How to complete this task: Find and copy each line of the data that includes "Ctrl".

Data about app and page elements
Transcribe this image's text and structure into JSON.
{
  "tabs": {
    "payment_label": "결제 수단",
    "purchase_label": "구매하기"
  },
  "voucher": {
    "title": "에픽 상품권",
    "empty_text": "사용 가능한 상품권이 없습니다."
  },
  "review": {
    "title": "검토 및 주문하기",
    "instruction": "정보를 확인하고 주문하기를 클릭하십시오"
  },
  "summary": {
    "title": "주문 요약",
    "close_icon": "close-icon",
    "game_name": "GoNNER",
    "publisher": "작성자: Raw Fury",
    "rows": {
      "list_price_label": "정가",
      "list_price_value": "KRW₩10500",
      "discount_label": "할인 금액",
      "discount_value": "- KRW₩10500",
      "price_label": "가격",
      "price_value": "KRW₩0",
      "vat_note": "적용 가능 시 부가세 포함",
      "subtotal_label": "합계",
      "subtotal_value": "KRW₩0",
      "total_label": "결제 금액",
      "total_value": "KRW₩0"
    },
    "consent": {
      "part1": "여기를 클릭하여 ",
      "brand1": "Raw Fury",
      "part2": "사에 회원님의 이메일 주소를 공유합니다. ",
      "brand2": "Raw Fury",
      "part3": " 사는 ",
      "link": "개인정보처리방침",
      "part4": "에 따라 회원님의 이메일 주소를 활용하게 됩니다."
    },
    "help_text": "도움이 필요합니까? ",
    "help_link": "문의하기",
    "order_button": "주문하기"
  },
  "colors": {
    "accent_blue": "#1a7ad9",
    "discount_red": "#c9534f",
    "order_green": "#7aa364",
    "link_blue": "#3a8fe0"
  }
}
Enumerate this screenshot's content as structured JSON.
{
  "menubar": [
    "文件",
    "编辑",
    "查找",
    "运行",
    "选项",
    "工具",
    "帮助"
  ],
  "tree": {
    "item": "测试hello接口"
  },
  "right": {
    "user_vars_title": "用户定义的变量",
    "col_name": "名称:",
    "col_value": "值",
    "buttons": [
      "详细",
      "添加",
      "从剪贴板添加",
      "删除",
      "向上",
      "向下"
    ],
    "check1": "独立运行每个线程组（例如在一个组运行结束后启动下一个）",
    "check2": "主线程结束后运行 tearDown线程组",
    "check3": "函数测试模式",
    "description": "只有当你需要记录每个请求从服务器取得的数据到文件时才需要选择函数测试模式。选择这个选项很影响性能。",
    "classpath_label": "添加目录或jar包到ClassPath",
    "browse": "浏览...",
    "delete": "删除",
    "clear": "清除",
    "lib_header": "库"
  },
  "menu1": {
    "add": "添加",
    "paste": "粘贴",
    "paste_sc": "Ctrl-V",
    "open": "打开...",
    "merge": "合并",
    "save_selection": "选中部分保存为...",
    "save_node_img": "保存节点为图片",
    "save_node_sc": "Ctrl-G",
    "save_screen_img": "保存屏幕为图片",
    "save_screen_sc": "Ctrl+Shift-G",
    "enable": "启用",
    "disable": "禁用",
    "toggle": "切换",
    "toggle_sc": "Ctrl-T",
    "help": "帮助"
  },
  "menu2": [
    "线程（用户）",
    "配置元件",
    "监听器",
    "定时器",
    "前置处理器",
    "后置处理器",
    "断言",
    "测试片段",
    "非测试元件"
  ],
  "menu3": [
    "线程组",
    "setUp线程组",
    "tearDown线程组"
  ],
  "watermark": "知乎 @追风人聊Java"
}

Solution below:
    "paste_sc": "Ctrl-V",
    "save_node_sc": "Ctrl-G",
    "save_screen_sc": "Ctrl+Shift-G",
    "toggle_sc": "Ctrl-T",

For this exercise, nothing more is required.